§ **Exercise prompt**
Each entry must be written out again exactly as it stands.

-------- Given data --------

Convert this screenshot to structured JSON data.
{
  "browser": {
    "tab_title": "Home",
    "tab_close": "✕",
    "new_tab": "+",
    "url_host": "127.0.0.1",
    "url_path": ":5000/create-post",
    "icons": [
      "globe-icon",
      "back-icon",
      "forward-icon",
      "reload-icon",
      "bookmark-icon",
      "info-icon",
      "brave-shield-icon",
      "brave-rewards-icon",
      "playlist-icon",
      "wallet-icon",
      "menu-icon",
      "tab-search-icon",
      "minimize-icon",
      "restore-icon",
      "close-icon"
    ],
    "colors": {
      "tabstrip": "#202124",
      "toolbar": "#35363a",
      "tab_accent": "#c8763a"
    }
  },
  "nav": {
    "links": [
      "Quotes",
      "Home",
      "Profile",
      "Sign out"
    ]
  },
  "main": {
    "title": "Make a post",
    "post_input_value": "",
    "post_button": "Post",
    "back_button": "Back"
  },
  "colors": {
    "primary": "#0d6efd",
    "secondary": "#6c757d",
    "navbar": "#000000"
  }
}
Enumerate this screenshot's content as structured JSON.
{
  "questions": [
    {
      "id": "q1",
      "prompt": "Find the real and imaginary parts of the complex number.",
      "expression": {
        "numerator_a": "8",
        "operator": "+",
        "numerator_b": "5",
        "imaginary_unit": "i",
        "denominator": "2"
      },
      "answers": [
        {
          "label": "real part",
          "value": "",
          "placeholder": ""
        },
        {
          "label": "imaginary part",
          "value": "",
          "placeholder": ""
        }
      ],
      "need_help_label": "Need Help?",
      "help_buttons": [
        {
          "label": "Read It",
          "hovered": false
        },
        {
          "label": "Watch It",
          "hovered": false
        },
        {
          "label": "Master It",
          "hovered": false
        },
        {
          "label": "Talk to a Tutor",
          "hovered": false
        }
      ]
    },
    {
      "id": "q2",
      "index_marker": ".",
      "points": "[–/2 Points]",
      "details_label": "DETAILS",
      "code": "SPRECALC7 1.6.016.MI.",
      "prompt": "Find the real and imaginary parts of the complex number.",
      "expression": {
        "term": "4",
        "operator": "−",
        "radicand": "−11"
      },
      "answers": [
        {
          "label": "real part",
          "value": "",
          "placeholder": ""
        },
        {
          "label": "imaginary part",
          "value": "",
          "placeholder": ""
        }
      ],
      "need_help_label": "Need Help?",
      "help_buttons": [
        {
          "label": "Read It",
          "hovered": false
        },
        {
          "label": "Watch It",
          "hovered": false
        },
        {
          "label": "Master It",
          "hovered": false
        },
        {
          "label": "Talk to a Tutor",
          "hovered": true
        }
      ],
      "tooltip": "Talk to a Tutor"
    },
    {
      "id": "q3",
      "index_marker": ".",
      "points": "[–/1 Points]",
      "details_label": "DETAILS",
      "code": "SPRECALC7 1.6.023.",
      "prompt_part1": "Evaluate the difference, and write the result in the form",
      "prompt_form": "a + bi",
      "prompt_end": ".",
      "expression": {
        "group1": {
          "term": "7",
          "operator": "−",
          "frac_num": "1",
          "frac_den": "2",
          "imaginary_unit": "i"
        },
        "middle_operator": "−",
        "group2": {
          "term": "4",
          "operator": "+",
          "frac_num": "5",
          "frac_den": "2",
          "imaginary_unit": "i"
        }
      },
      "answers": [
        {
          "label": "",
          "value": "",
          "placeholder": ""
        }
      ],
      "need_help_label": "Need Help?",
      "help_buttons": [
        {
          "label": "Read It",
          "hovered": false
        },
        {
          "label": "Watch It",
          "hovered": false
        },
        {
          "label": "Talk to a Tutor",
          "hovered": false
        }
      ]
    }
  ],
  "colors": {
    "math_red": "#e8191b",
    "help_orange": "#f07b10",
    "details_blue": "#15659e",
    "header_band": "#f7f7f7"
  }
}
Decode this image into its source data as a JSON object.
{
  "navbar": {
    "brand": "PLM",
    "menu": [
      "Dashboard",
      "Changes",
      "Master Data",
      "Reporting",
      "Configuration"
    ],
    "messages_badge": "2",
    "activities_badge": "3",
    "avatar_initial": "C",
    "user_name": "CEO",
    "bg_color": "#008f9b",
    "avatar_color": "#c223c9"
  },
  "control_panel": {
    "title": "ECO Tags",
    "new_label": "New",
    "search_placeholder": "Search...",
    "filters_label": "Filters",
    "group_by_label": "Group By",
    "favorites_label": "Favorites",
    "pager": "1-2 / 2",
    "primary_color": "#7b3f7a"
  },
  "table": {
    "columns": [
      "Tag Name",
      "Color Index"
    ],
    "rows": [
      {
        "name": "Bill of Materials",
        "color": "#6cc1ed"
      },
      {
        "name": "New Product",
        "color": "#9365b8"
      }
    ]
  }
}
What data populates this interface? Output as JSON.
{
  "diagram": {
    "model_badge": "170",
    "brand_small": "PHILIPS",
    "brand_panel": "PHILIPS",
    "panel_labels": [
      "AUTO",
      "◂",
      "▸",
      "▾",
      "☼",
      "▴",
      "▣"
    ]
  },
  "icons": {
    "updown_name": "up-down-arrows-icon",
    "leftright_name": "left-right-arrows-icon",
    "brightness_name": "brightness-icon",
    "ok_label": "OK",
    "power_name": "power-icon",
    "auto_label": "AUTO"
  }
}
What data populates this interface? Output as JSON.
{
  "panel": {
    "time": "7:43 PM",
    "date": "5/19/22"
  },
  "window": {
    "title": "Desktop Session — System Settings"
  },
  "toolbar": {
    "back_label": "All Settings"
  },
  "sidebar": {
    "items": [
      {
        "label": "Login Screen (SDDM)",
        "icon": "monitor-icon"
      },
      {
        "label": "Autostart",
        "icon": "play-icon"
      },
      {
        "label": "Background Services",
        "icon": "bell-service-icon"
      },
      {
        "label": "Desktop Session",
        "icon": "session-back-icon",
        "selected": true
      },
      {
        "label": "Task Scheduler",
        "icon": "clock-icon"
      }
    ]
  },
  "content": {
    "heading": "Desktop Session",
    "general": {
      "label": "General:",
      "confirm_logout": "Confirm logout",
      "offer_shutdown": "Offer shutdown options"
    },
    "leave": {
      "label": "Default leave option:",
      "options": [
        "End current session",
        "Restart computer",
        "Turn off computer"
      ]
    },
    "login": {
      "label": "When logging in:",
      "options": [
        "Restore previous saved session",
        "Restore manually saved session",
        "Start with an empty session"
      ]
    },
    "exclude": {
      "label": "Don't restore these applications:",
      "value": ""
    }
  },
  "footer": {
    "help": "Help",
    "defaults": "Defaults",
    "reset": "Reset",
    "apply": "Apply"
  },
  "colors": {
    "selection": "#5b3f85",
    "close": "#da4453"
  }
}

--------

§ **Finished exercise**
Convert this screenshot to structured JSON data.
{
  "browser": {
    "tab_title": "Home",
    "tab_close": "✕",
    "new_tab": "+",
    "url_host": "127.0.0.1",
    "url_path": ":5000/create-post",
    "icons": [
      "globe-icon",
      "back-icon",
      "forward-icon",
      "reload-icon",
      "bookmark-icon",
      "info-icon",
      "brave-shield-icon",
      "brave-rewards-icon",
      "playlist-icon",
      "wallet-icon",
      "menu-icon",
      "tab-search-icon",
      "minimize-icon",
      "restore-icon",
      "close-icon"
    ],
    "colors": {
      "tabstrip": "#202124",
      "toolbar": "#35363a",
      "tab_accent": "#c8763a"
    }
  },
  "nav": {
    "links": [
      "Quotes",
      "Home",
      "Profile",
      "Sign out"
    ]
  },
  "main": {
    "title": "Make a post",
    "post_input_value": "",
    "post_button": "Post",
    "back_button": "Back"
  },
  "colors": {
    "primary": "#0d6efd",
    "secondary": "#6c757d",
    "navbar": "#000000"
  }
}
Enumerate this screenshot's content as structured JSON.
{
  "questions": [
    {
      "id": "q1",
      "prompt": "Find the real and imaginary parts of the complex number.",
      "expression": {
        "numerator_a": "8",
        "operator": "+",
        "numerator_b": "5",
        "imaginary_unit": "i",
        "denominator": "2"
      },
      "answers": [
        {
          "label": "real part",
          "value": "",
          "placeholder": ""
        },
        {
          "label": "imaginary part",
          "value": "",
          "placeholder": ""
        }
      ],
      "need_help_label": "Need Help?",
      "help_buttons": [
        {
          "label": "Read It",
          "hovered": false
        },
        {
          "label": "Watch It",
          "hovered": false
        },
        {
          "label": "Master It",
          "hovered": false
        },
        {
          "label": "Talk to a Tutor",
          "hovered": false
        }
      ]
    },
    {
      "id": "q2",
      "index_marker": ".",
      "points": "[–/2 Points]",
      "details_label": "DETAILS",
      "code": "SPRECALC7 1.6.016.MI.",
      "prompt": "Find the real and imaginary parts of the complex number.",
      "expression": {
        "term": "4",
        "operator": "−",
        "radicand": "−11"
      },
      "answers": [
        {
          "label": "real part",
          "value": "",
          "placeholder": ""
        },
        {
          "label": "imaginary part",
          "value": "",
          "placeholder": ""
        }
      ],
      "need_help_label": "Need Help?",
      "help_buttons": [
        {
          "label": "Read It",
          "hovered": false
        },
        {
          "label": "Watch It",
          "hovered": false
        },
        {
          "label": "Master It",
          "hovered": false
        },
        {
          "label": "Talk to a Tutor",
          "hovered": true
        }
      ],
      "tooltip": "Talk to a Tutor"
    },
    {
      "id": "q3",
      "index_marker": ".",
      "points": "[–/1 Points]",
      "details_label": "DETAILS",
      "code": "SPRECALC7 1.6.023.",
      "prompt_part1": "Evaluate the difference, and write the result in the form",
      "prompt_form": "a + bi",
      "prompt_end": ".",
      "expression": {
        "group1": {
          "term": "7",
          "operator": "−",
          "frac_num": "1",
          "frac_den": "2",
          "imaginary_unit": "i"
        },
        "middle_operator": "−",
        "group2": {
          "term": "4",
          "operator": "+",
          "frac_num": "5",
          "frac_den": "2",
          "imaginary_unit": "i"
        }
      },
      "answers": [
        {
          "label": "",
          "value": "",
          "placeholder": ""
        }
      ],
      "need_help_label": "Need Help?",
      "help_buttons": [
        {
          "label": "Read It",
          "hovered": false
        },
        {
          "label": "Watch It",
          "hovered": false
        },
        {
          "label": "Talk to a Tutor",
          "hovered": false
        }
      ]
    }
  ],
  "colors": {
    "math_red": "#e8191b",
    "help_orange": "#f07b10",
    "details_blue": "#15659e",
    "header_band": "#f7f7f7"
  }
}
Decode this image into its source data as a JSON object.
{
  "navbar": {
    "brand": "PLM",
    "menu": [
      "Dashboard",
      "Changes",
      "Master Data",
      "Reporting",
      "Configuration"
    ],
    "messages_badge": "2",
    "activities_badge": "3",
    "avatar_initial": "C",
    "user_name": "CEO",
    "bg_color": "#008f9b",
    "avatar_color": "#c223c9"
  },
  "control_panel": {
    "title": "ECO Tags",
    "new_label": "New",
    "search_placeholder": "Search...",
    "filters_label": "Filters",
    "group_by_label": "Group By",
    "favorites_label": "Favorites",
    "pager": "1-2 / 2",
    "primary_color": "#7b3f7a"
  },
  "table": {
    "columns": [
      "Tag Name",
      "Color Index"
    ],
    "rows": [
      {
        "name": "Bill of Materials",
        "color": "#6cc1ed"
      },
      {
        "name": "New Product",
        "color": "#9365b8"
      }
    ]
  }
}
What data populates this interface? Output as JSON.
{
  "diagram": {
    "model_badge": "170",
    "brand_small": "PHILIPS",
    "brand_panel": "PHILIPS",
    "panel_labels": [
      "AUTO",
      "◂",
      "▸",
      "▾",
      "☼",
      "▴",
      "▣"
    ]
  },
  "icons": {
    "updown_name": "up-down-arrows-icon",
    "leftright_name": "left-right-arrows-icon",
    "brightness_name": "brightness-icon",
    "ok_label": "OK",
    "power_name": "power-icon",
    "auto_label": "AUTO"
  }
}
What data populates this interface? Output as JSON.
{
  "panel": {
    "time": "7:43 PM",
    "date": "5/19/22"
  },
  "window": {
    "title": "Desktop Session — System Settings"
  },
  "toolbar": {
    "back_label": "All Settings"
  },
  "sidebar": {
    "items": [
      {
        "label": "Login Screen (SDDM)",
        "icon": "monitor-icon"
      },
      {
        "label": "Autostart",
        "icon": "play-icon"
      },
      {
        "label": "Background Services",
        "icon": "bell-service-icon"
      },
      {
        "label": "Desktop Session",
        "icon": "session-back-icon",
        "selected": true
      },
      {
        "label": "Task Scheduler",
        "icon": "clock-icon"
      }
    ]
  },
  "content": {
    "heading": "Desktop Session",
    "general": {
      "label": "General:",
      "confirm_logout": "Confirm logout",
      "offer_shutdown": "Offer shutdown options"
    },
    "leave": {
      "label": "Default leave option:",
      "options": [
        "End current session",
        "Restart computer",
        "Turn off computer"
      ]
    },
    "login": {
      "label": "When logging in:",
      "options": [
        "Restore previous saved session",
        "Restore manually saved session",
        "Start with an empty session"
      ]
    },
    "exclude": {
      "label": "Don't restore these applications:",
      "value": ""
    }
  },
  "footer": {
    "help": "Help",
    "defaults": "Defaults",
    "reset": "Reset",
    "apply": "Apply"
  },
  "colors": {
    "selection": "#5b3f85",
    "close": "#da4453"
  }
}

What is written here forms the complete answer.